-- Material for the task follows --

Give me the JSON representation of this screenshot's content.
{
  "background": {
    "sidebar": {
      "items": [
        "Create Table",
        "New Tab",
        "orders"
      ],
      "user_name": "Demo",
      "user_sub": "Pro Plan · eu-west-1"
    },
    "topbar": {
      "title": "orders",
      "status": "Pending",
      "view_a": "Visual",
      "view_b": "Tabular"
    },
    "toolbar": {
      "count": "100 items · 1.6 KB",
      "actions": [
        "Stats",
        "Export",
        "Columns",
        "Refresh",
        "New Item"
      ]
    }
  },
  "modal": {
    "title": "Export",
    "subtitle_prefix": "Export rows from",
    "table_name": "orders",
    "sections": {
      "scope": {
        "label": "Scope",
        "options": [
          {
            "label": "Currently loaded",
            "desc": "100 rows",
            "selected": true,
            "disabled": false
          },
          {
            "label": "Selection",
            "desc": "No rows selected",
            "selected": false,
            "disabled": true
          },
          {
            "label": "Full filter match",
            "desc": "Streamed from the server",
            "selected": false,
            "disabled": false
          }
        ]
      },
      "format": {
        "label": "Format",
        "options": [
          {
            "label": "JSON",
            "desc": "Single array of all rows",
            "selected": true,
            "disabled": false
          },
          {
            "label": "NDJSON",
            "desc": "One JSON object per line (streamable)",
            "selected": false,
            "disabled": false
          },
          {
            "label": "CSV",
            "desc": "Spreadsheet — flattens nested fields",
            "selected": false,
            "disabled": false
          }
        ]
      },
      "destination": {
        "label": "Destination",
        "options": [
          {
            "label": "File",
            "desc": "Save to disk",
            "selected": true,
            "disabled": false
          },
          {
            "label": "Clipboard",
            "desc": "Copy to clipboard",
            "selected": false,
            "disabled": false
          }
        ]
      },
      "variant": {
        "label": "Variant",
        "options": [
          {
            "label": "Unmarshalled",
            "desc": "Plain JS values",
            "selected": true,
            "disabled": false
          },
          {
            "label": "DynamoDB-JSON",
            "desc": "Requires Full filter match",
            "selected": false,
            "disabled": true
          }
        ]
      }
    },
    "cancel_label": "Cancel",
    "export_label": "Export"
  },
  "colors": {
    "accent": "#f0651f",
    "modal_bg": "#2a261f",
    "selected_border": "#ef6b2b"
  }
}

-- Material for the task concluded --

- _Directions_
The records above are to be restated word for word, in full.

- _Task answer_
Give me the JSON representation of this screenshot's content.
{
  "background": {
    "sidebar": {
      "items": [
        "Create Table",
        "New Tab",
        "orders"
      ],
      "user_name": "Demo",
      "user_sub": "Pro Plan · eu-west-1"
    },
    "topbar": {
      "title": "orders",
      "status": "Pending",
      "view_a": "Visual",
      "view_b": "Tabular"
    },
    "toolbar": {
      "count": "100 items · 1.6 KB",
      "actions": [
        "Stats",
        "Export",
        "Columns",
        "Refresh",
        "New Item"
      ]
    }
  },
  "modal": {
    "title": "Export",
    "subtitle_prefix": "Export rows from",
    "table_name": "orders",
    "sections": {
      "scope": {
        "label": "Scope",
        "options": [
          {
            "label": "Currently loaded",
            "desc": "100 rows",
            "selected": true,
            "disabled": false
          },
          {
            "label": "Selection",
            "desc": "No rows selected",
            "selected": false,
            "disabled": true
          },
          {
            "label": "Full filter match",
            "desc": "Streamed from the server",
            "selected": false,
            "disabled": false
          }
        ]
      },
      "format": {
        "label": "Format",
        "options": [
          {
            "label": "JSON",
            "desc": "Single array of all rows",
            "selected": true,
            "disabled": false
          },
          {
            "label": "NDJSON",
            "desc": "One JSON object per line (streamable)",
            "selected": false,
            "disabled": false
          },
          {
            "label": "CSV",
            "desc": "Spreadsheet — flattens nested fields",
            "selected": false,
            "disabled": false
          }
        ]
      },
      "destination": {
        "label": "Destination",
        "options": [
          {
            "label": "File",
            "desc": "Save to disk",
            "selected": true,
            "disabled": false
          },
          {
            "label": "Clipboard",
            "desc": "Copy to clipboard",
            "selected": false,
            "disabled": false
          }
        ]
      },
      "variant": {
        "label": "Variant",
        "options": [
          {
            "label": "Unmarshalled",
            "desc": "Plain JS values",
            "selected": true,
            "disabled": false
          },
          {
            "label": "DynamoDB-JSON",
            "desc": "Requires Full filter match",
            "selected": false,
            "disabled": true
          }
        ]
      }
    },
    "cancel_label": "Cancel",
    "export_label": "Export"
  },
  "colors": {
    "accent": "#f0651f",
    "modal_bg": "#2a261f",
    "selected_border": "#ef6b2b"
  }
}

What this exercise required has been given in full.